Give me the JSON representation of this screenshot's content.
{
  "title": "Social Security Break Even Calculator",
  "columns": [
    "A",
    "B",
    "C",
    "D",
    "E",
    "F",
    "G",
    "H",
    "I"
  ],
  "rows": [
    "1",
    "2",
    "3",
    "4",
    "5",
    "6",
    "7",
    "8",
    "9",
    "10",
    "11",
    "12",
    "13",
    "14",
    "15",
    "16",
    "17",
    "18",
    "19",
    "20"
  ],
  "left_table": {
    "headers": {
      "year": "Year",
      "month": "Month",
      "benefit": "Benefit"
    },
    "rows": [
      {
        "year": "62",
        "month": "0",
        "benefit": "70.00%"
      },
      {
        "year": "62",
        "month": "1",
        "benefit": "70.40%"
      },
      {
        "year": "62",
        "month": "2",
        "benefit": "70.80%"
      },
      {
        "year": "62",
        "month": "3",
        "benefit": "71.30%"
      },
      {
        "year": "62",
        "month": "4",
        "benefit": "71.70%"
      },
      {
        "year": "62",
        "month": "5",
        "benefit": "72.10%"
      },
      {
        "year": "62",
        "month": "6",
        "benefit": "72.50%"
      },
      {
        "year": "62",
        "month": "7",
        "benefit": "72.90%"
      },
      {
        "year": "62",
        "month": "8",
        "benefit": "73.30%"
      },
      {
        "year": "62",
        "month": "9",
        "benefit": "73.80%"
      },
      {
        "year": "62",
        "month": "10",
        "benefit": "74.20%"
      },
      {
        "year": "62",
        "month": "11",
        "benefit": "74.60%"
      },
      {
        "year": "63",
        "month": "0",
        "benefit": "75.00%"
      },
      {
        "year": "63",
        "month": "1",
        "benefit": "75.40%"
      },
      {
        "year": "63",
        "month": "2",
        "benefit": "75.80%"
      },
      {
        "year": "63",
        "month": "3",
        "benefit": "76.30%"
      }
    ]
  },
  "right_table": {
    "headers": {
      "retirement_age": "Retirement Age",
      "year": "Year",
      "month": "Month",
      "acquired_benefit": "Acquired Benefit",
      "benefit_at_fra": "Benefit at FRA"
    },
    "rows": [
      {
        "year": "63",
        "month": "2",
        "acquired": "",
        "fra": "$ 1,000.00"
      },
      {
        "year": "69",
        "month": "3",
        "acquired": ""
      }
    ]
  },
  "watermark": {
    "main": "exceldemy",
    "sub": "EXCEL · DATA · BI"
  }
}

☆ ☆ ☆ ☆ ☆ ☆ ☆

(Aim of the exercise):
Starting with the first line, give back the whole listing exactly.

(Response for this exercise):
Give me the JSON representation of this screenshot's content.
{
  "title": "Social Security Break Even Calculator",
  "columns": [
    "A",
    "B",
    "C",
    "D",
    "E",
    "F",
    "G",
    "H",
    "I"
  ],
  "rows": [
    "1",
    "2",
    "3",
    "4",
    "5",
    "6",
    "7",
    "8",
    "9",
    "10",
    "11",
    "12",
    "13",
    "14",
    "15",
    "16",
    "17",
    "18",
    "19",
    "20"
  ],
  "left_table": {
    "headers": {
      "year": "Year",
      "month": "Month",
      "benefit": "Benefit"
    },
    "rows": [
      {
        "year": "62",
        "month": "0",
        "benefit": "70.00%"
      },
      {
        "year": "62",
        "month": "1",
        "benefit": "70.40%"
      },
      {
        "year": "62",
        "month": "2",
        "benefit": "70.80%"
      },
      {
        "year": "62",
        "month": "3",
        "benefit": "71.30%"
      },
      {
        "year": "62",
        "month": "4",
        "benefit": "71.70%"
      },
      {
        "year": "62",
        "month": "5",
        "benefit": "72.10%"
      },
      {
        "year": "62",
        "month": "6",
        "benefit": "72.50%"
      },
      {
        "year": "62",
        "month": "7",
        "benefit": "72.90%"
      },
      {
        "year": "62",
        "month": "8",
        "benefit": "73.30%"
      },
      {
        "year": "62",
        "month": "9",
        "benefit": "73.80%"
      },
      {
        "year": "62",
        "month": "10",
        "benefit": "74.20%"
      },
      {
        "year": "62",
        "month": "11",
        "benefit": "74.60%"
      },
      {
        "year": "63",
        "month": "0",
        "benefit": "75.00%"
      },
      {
        "year": "63",
        "month": "1",
        "benefit": "75.40%"
      },
      {
        "year": "63",
        "month": "2",
        "benefit": "75.80%"
      },
      {
        "year": "63",
        "month": "3",
        "benefit": "76.30%"
      }
    ]
  },
  "right_table": {
    "headers": {
      "retirement_age": "Retirement Age",
      "year": "Year",
      "month": "Month",
      "acquired_benefit": "Acquired Benefit",
      "benefit_at_fra": "Benefit at FRA"
    },
    "rows": [
      {
        "year": "63",
        "month": "2",
        "acquired": "",
        "fra": "$ 1,000.00"
      },
      {
        "year": "69",
        "month": "3",
        "acquired": ""
      }
    ]
  },
  "watermark": {
    "main": "exceldemy",
    "sub": "EXCEL · DATA · BI"
  }
}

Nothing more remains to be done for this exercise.